- I laughed more, read more and listened to more music. Why? I cleared my home screen of all the social media apps and kept music, buzzfeed and Kindle there instead.
*I was really surprised how this worked. In the past something negative would happen and I’d rush to Facebook to put up a rant. This week since I couldn’t, I just had to move on. It took about 3 seconds to get over any issue I faced instead of prolonging it for the life of the status update. When the time came around for checking social media, the thought had long gone and I had nothing negative to post.
Ditching the news
I don’t have to say a lot about this. I cut out news completely and I was a lot happier for it. I removed the news app from my phone, switched the TV channel every time news came on, skimmed over anything news related in my social networks.
News is horrible full stop. It makes you angry and pulls on all the wrong strings to get your attention. It’s a good way for networks to sell ads but it has very little practical value to you.
Charlie’s book reminded me of this and cited news as a major cause of his own anxiety.
A few good practical habits for ignoring news:
- Don’t listen to the radio, listen to Spotify instead. The ads are funny and there’s no news.
- Don’t watch free to air TV. We watch TV series via Apple TV or DVD. No ads and no news.
- Remove any news apps from your phone.
- Start to pay attention to the level of negativity in conversations around news. Once you notice it’s overwhelmingly negative you won’t want to be involved anymore
Listening to 10 minutes of music a day
I used to love music but I stopped listening to it. Not reduced. Stopped.
I never listen to the radio, if I’m working I don’t have music on and if I’m out I always listen to business podcasts.
This week I installed Spotify on my mobile and made sure I listened to 10 minute of music a day.
The results were great and unexpected:
- I had some great moments like singing along to ‘What does the fox say’ on repeat with my kids on the way to school.
- The music made me happier and I was reminded how much I loved it.
- I ended up listening to a lot more than 10 minutes a day, because I loved it.
- The songs that played in my head throughout the day were songs I liked not some crap I heard in a tv show. Big win!
Music makes you happy. Don’t let it slip out of our life.
Being more organized
This week we decided to be a lot more organized with the family. This meant:
- We wrote out a weekly plan of who was doing what for each day (we don’t usually do this).
- I went shopping on Sunday so we had food organized for the week (we often skip this which causes much more stress later).
- We got the kids organized the night before school, so it wasn’t a mad rush every morning.

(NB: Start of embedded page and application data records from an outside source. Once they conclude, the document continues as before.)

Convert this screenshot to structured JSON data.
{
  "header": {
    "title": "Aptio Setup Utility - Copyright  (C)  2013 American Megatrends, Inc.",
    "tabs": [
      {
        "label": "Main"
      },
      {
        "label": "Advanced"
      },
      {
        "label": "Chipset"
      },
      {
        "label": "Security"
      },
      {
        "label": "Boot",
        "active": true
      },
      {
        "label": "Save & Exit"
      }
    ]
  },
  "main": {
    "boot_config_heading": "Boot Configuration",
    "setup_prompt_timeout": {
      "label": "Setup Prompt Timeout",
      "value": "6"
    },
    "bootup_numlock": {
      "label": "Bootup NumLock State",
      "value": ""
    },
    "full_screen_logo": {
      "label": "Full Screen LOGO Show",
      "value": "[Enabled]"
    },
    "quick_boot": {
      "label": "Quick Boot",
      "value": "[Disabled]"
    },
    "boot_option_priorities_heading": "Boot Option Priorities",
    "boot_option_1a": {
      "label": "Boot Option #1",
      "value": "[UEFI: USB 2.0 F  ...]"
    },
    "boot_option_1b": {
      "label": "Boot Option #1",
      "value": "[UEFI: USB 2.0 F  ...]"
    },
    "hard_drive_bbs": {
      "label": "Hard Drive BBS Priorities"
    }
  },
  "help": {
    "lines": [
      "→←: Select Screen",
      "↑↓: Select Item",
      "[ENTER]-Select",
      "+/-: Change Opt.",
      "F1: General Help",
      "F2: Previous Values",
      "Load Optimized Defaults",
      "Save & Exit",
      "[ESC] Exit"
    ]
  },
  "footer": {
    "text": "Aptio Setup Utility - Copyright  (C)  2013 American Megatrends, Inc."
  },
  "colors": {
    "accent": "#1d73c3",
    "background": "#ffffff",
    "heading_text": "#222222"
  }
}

This seems silly because these are probably things we should do every week. For whatever reason we’d gotten lazy and weren’t doing them.
This reduced stress levels considerably and I’m sure it had positive benefits for all of us in the family. We were much happier in the mornings, the kids were clearer about when things were happening and there was nothing unknown.
I’m always very organized at work but I don’t apply the same organization to home. I suspect if you aren’t organized at work, just spending a few minutes getting organized would have a meaningful impact on your levels of happiness.
Am I actually happier?
Just to be sure I did a before and after quiz of my happiness levels and found a 70% increase in my levels of happiness. Of course I didn’t need the quiz to tell me that, I just like numbers ☺
It’s possible that it’s just the change itself that has resulted in me being more happy. If that’s true I’ll keep doing new things every week. If not I think I’ll stick with the 6 changes above for a bit longer.